Washington’s faith in Arnold paid off, as Arnold proved to be one of American’s best combat officers until his betrayal of the patriot cause in 1780. When the twice-wounded Arnold begged Washington for the command of West Point in June of that year, the general could not refuse his friend’s request. Telling Washington that he needed the sedentary assignment to recover his health, Arnold’s real interest in overseeing the strategic post was to use it to barter with the British for money and a senior position in the British army. Fortunately, Arnold’s nefarious plot was discovered at the last moment. However, Arnold managed to escape capture and spent the rest of the war as a British general, avenging the insults he felt he had suffered at the hands of his former countrymen.
Early historians of the Revolution, many of whom lived through the emotionally charged conflict, called Arnold an unprincipled traitor “who would be received in hell riveted in chains.”(8) The trend today is to treat him more compassionately, as a “troubled officer who felt deeply betrayed by the cause he had so eagerly tried to serve.”(9) This assessment is correct; Arnold’s truculent personality made him few friends in the army or in government.(10)
While the early historians of the Revolution portrayed Arnold as a “treacherous soul . . . a tarnished blot that nature made,” they had to explain his contributions to the American patriot cause, including his command of the Arnold Expedition.(11) Historian Mercy Otis Warren (1728-1814) handled the problem neatly by characterizing Arnold as “a young soldier of fortune, who held in equal contempt both danger and principle.”(12) However, many other early American chroniclers found a more plausible explanation for Arnold’s behavior—his love of money. They correctly pointed out that when Arnold turned traitor in 1780 he was deep in debt, due partially to his lavish lifestyle, and they described how British agents tempted him with a large cash bounty in exchange for his complicity.
Thomas Paine was the first to voice the money theme to explain Arnold’s treachery.

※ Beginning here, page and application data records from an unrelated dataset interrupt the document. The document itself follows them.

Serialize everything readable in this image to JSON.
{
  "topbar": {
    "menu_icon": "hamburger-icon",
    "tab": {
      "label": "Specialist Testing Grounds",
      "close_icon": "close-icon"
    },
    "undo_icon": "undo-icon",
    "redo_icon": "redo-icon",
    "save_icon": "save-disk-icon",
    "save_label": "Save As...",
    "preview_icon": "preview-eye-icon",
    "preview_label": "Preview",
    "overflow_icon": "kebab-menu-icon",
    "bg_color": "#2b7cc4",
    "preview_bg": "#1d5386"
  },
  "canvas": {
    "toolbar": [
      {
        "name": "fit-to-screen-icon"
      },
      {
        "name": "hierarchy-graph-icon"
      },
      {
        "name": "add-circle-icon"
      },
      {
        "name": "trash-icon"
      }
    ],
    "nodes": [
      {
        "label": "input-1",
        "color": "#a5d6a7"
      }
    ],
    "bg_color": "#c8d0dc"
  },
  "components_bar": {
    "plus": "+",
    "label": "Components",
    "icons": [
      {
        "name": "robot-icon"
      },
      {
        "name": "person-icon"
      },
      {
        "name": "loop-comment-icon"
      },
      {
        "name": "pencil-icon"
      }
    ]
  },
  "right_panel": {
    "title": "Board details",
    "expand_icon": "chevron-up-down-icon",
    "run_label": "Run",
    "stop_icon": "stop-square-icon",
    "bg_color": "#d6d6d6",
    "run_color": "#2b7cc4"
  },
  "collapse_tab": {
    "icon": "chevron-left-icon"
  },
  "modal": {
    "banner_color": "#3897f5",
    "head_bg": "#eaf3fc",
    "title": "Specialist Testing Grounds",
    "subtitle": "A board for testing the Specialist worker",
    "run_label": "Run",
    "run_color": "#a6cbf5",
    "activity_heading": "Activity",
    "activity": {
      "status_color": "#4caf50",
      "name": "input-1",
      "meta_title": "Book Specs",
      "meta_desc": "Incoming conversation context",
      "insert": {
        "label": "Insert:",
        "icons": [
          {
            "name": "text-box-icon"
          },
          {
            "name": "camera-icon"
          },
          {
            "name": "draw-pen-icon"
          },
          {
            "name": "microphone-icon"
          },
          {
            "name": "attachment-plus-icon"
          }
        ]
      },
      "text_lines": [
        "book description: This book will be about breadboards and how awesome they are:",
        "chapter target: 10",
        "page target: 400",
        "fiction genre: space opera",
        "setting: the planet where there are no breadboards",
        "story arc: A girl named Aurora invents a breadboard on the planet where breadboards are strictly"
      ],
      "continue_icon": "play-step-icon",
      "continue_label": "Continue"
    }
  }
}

In his pamphlet The Crisis Extraordinary, published in October 1780—just one month after Arnold’s duplicity was uncovered—Paine called the former American general “a desperado, whose whole life has been a life of jobbs; and where either plunder or profit was the object, no danger deterred, no principle restrained him. . . . The early convulsion of the times [the first years of the American Revolution] afforded him an introduction into life, to the elegance of which he was before a stranger.”(13)
Historian David Ramsay also used money to rationalize Arnold’s transformation from American patriot to traitor. Writing in 1789, Ramsay said of Arnold, “His love of pleasure produced the love of money, and that extinguished all sensibility to the obligations of honor and duty. . . . In these circumstances, a change of sides afforded the only hope of replenishing his exhausted coffers.”(14)
The rationale of Arnold’s greed also appeared in Hannah Adams’ 1799 history, in which she conveniently explained that Arnold’s “taste for parade and extravagant living had deeply involved him in debt, and his necessities induced him to desert the American cause.”(15)
The story of Arnold’s childhood fit perfectly into the theme of someone desperate for financial gain. Thomas Paine accurately described Arnold’s youth when he said, “He was born into a respected family of wealth and honor which was lost during his childhood leaving him with dishonor and poverty.”
Modern-day historians recognize that the reasons for Benedict Arnold’s treason are more complicated than the neat, patriotic-inspired tales of greed put forth by the early chroniclers of the American Revolution. In telling the story of the American assault on Quebec, I attempt to trace the development of Arnold’s aggressive behavior, obsession with honor, lack of diplomacy, and inexperience in politics that eventually came together to consume and destroy him.